Who is at Risk?

People with all types of diabetes:

Risk of developing diabetic retinopathy can increase as a result of:

  • Duration of diabetes — the longer you have diabetes, the greater the risk of developing diabetic retinopathy
  • Poor control of blood sugar level
  • High blood pressure
  • Pregnancy
  • High cholesterol
  • Tobacco use

Signs and Symptoms

  • Blurry vision
  • Dark spots
  • Floaters
  • Poor night vision
  • Vision that changes from blurry to clear

How Is Diabetic Retinopathy Diagnosed?

Your eye doctor will:

  • Check your visual acuity
  • Look for evidence of cataracts
  • Measure your eye pressure
  • Dilate your eyes

For this assessment, eyedrops are placed into your eyes to widen your pupils to allow your doctor better view inside your eyes. The drops may cause your near vision to blur until they wear o", several hours later.

During the assessment, your eye doctor will look for:

  • Abnormal blood vessels
  • Swelling, blood or fatty deposits in the retina
  • Growth of new blood vessels and scar tissue
  • Bleeding in the clear, jelly-like substance that fills the center of the eye (vitreous)
  • Retinal detachment
  • Abnormalities in your optic nerve

Ancillary tests such as OCT (Optical Coherence Tomography) & FFA (Fundus Fluorescein Angiography) may be done for finer details.

How to Prevent Diabetic Retinopathy

You cannot always prevent diabetic retinopathy. However, regular eye exams, good control of your blood sugar and blood pressure, and early intervention for vision problems can help prevent severe vision loss.

If you have diabetes, reduce your risk of getting diabetic retinopathy by doing the following:

  • Manage your diabetes well
  • Eating healthy
  • Physical activity
  • Ideal weight
  • Take oral diabetes medications or insulin as directed
  • Keep your blood pressure and cholesterol under control
  • Quit smoking permanently
  • Pay attention to vision changes - blurry/spotty/hazy

Remember, diabetes does not necessarily lead to blindness.

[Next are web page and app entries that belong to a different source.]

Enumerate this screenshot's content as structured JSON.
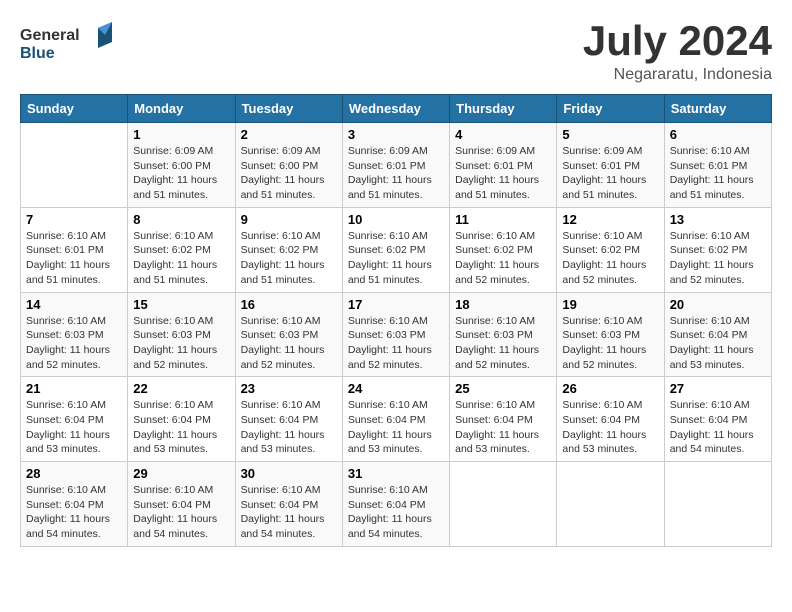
{
  "header": {
    "logo_general": "General",
    "logo_blue": "Blue",
    "month_title": "July 2024",
    "location": "Negararatu, Indonesia"
  },
  "weekdays": [
    "Sunday",
    "Monday",
    "Tuesday",
    "Wednesday",
    "Thursday",
    "Friday",
    "Saturday"
  ],
  "weeks": [
    [
      {
        "day": "",
        "info": ""
      },
      {
        "day": "1",
        "info": "Sunrise: 6:09 AM\nSunset: 6:00 PM\nDaylight: 11 hours\nand 51 minutes."
      },
      {
        "day": "2",
        "info": "Sunrise: 6:09 AM\nSunset: 6:00 PM\nDaylight: 11 hours\nand 51 minutes."
      },
      {
        "day": "3",
        "info": "Sunrise: 6:09 AM\nSunset: 6:01 PM\nDaylight: 11 hours\nand 51 minutes."
      },
      {
        "day": "4",
        "info": "Sunrise: 6:09 AM\nSunset: 6:01 PM\nDaylight: 11 hours\nand 51 minutes."
      },
      {
        "day": "5",
        "info": "Sunrise: 6:09 AM\nSunset: 6:01 PM\nDaylight: 11 hours\nand 51 minutes."
      },
      {
        "day": "6",
        "info": "Sunrise: 6:10 AM\nSunset: 6:01 PM\nDaylight: 11 hours\nand 51 minutes."
      }
    ],
    [
      {
        "day": "7",
        "info": "Sunrise: 6:10 AM\nSunset: 6:01 PM\nDaylight: 11 hours\nand 51 minutes."
      },
      {
        "day": "8",
        "info": "Sunrise: 6:10 AM\nSunset: 6:02 PM\nDaylight: 11 hours\nand 51 minutes."
      },
      {
        "day": "9",
        "info": "Sunrise: 6:10 AM\nSunset: 6:02 PM\nDaylight: 11 hours\nand 51 minutes."
      },
      {
        "day": "10",
        "info": "Sunrise: 6:10 AM\nSunset: 6:02 PM\nDaylight: 11 hours\nand 51 minutes."
      },
      {
        "day": "11",
        "info": "Sunrise: 6:10 AM\nSunset: 6:02 PM\nDaylight: 11 hours\nand 52 minutes."
      },
      {
        "day": "12",
        "info": "Sunrise: 6:10 AM\nSunset: 6:02 PM\nDaylight: 11 hours\nand 52 minutes."
      },
      {
        "day": "13",
        "info": "Sunrise: 6:10 AM\nSunset: 6:02 PM\nDaylight: 11 hours\nand 52 minutes."
      }
    ],
    [
      {
        "day": "14",
        "info": "Sunrise: 6:10 AM\nSunset: 6:03 PM\nDaylight: 11 hours\nand 52 minutes."
      },
      {
        "day": "15",
        "info": "Sunrise: 6:10 AM\nSunset: 6:03 PM\nDaylight: 11 hours\nand 52 minutes."
      },
      {
        "day": "16",
        "info": "Sunrise: 6:10 AM\nSunset: 6:03 PM\nDaylight: 11 hours\nand 52 minutes."
      },
      {
        "day": "17",
        "info": "Sunrise: 6:10 AM\nSunset: 6:03 PM\nDaylight: 11 hours\nand 52 minutes."
      },
      {
        "day": "18",
        "info": "Sunrise: 6:10 AM\nSunset: 6:03 PM\nDaylight: 11 hours\nand 52 minutes."
      },
      {
        "day": "19",
        "info": "Sunrise: 6:10 AM\nSunset: 6:03 PM\nDaylight: 11 hours\nand 52 minutes."
      },
      {
        "day": "20",
        "info": "Sunrise: 6:10 AM\nSunset: 6:04 PM\nDaylight: 11 hours\nand 53 minutes."
      }
    ],
    [
      {
        "day": "21",
        "info": "Sunrise: 6:10 AM\nSunset: 6:04 PM\nDaylight: 11 hours\nand 53 minutes."
      },
      {
        "day": "22",
        "info": "Sunrise: 6:10 AM\nSunset: 6:04 PM\nDaylight: 11 hours\nand 53 minutes."
      },
      {
        "day": "23",
        "info": "Sunrise: 6:10 AM\nSunset: 6:04 PM\nDaylight: 11 hours\nand 53 minutes."
      },
      {
        "day": "24",
        "info": "Sunrise: 6:10 AM\nSunset: 6:04 PM\nDaylight: 11 hours\nand 53 minutes."
      },
      {
        "day": "25",
        "info": "Sunrise: 6:10 AM\nSunset: 6:04 PM\nDaylight: 11 hours\nand 53 minutes."
      },
      {
        "day": "26",
        "info": "Sunrise: 6:10 AM\nSunset: 6:04 PM\nDaylight: 11 hours\nand 53 minutes."
      },
      {
        "day": "27",
        "info": "Sunrise: 6:10 AM\nSunset: 6:04 PM\nDaylight: 11 hours\nand 54 minutes."
      }
    ],
    [
      {
        "day": "28",
        "info": "Sunrise: 6:10 AM\nSunset: 6:04 PM\nDaylight: 11 hours\nand 54 minutes."
      },
      {
        "day": "29",
        "info": "Sunrise: 6:10 AM\nSunset: 6:04 PM\nDaylight: 11 hours\nand 54 minutes."
      },
      {
        "day": "30",
        "info": "Sunrise: 6:10 AM\nSunset: 6:04 PM\nDaylight: 11 hours\nand 54 minutes."
      },
      {
        "day": "31",
        "info": "Sunrise: 6:10 AM\nSunset: 6:04 PM\nDaylight: 11 hours\nand 54 minutes."
      },
      {
        "day": "",
        "info": ""
      },
      {
        "day": "",
        "info": ""
      },
      {
        "day": "",
        "info": ""
      }
    ]
  ]
}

Taking an active role in diabetes management can help you save your vision and other diabetes-related complications.

How to Treat Diabetic Eye Diseases

Treatment

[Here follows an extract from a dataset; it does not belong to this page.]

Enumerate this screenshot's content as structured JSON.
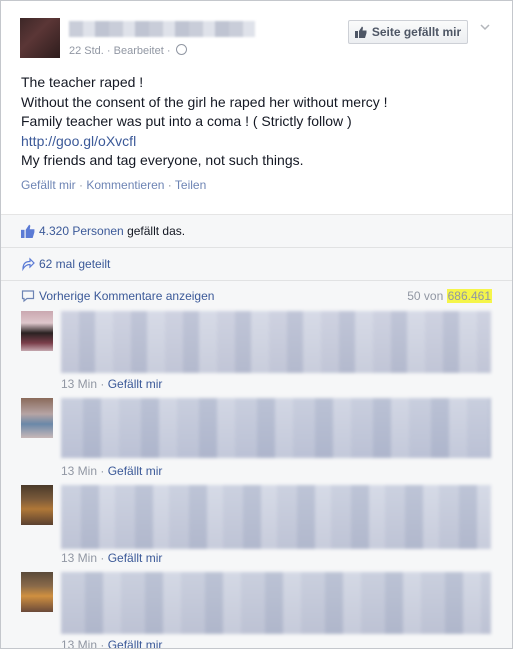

Treatment, which depends largely on the type of diabetic retinopathy you have and how severe it is, is aimed at slowing or stopping progression of the condition.

Early diabetic retinopathy

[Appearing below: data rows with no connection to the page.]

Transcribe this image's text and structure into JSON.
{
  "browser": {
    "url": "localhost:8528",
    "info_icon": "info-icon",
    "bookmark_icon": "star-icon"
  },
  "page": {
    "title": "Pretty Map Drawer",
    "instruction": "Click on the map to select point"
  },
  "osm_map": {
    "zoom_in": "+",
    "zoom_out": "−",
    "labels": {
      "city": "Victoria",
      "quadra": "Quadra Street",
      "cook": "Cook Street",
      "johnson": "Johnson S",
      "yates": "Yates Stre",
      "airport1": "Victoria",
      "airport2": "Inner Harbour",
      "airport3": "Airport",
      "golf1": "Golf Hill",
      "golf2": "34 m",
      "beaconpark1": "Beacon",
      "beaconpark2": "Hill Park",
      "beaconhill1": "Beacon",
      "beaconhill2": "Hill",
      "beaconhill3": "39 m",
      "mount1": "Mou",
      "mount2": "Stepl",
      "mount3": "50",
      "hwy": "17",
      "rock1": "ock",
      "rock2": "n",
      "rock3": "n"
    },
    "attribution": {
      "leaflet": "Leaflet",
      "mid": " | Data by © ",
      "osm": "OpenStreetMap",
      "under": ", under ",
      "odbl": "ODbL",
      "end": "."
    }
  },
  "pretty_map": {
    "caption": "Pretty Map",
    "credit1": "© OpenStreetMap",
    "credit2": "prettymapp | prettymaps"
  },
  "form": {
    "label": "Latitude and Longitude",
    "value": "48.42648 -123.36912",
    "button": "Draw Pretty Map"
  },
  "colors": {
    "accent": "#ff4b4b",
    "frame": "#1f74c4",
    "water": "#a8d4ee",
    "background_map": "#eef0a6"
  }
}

If you have mild or moderate nonproliferative diabetic retinopathy, you may not need treatment right away. However, your eye doctor will closely monitor your eyes to determine when you might need treatment.

Advanced diabetic retinopathy

If you have proliferative diabetic retinopathy or macular edema, you will need prompt intervention. Depending on the specific problems with your retina, options may include:

Photocoagulation:

  1. Focal: This targeted laser treatment, can stop or slow the leakage of blood and fluid in the eye. Focal laser treatment is usually done in your doctor's eye clinic in a single session.
  2. Panretinal (PRP): This laser treatment, also known as scatter laser treatment, can shrink the abnormal blood vessels. During the procedure, the areas of the retina away from the macula are treated with scattered laser burns. The burns cause the abnormal new blood vessels to shrink and scar.
    It is usually done in your doctor's office or eye clinic in two or more sessions. Your vision will be blurry for about a day after the procedure. Some loss of peripheral vision or night vision after the procedure is possible.
  3. Vitrectomy: This procedure uses a tiny incision in your eye to remove blood from the gel of the eye (vitreous) as well as scar tissue that's tugging on the retina. It is done in a surgery center or hospital using local or general anesthesia.
  4. Injecting Medicine into the eye: Your doctor may suggest injecting medication into the vitreous in the eye. These medications, called vascular endothelial growth factor (VEGF) inhibitors, may help stop growth of new blood vessels by blocking the effects of growth signals the body sends to generate new blood vessels.
    Your doctor may recommend these medications, also called anti-VEGF therapy, as a stand-alone treatment or in combination with panretinal photocoagulation.
    Surgery often slows or stops the progression of diabetic retinopathy, but it is not a cure. Because diabetes is a lifelong condition, future retinal damage and vision loss is still possible.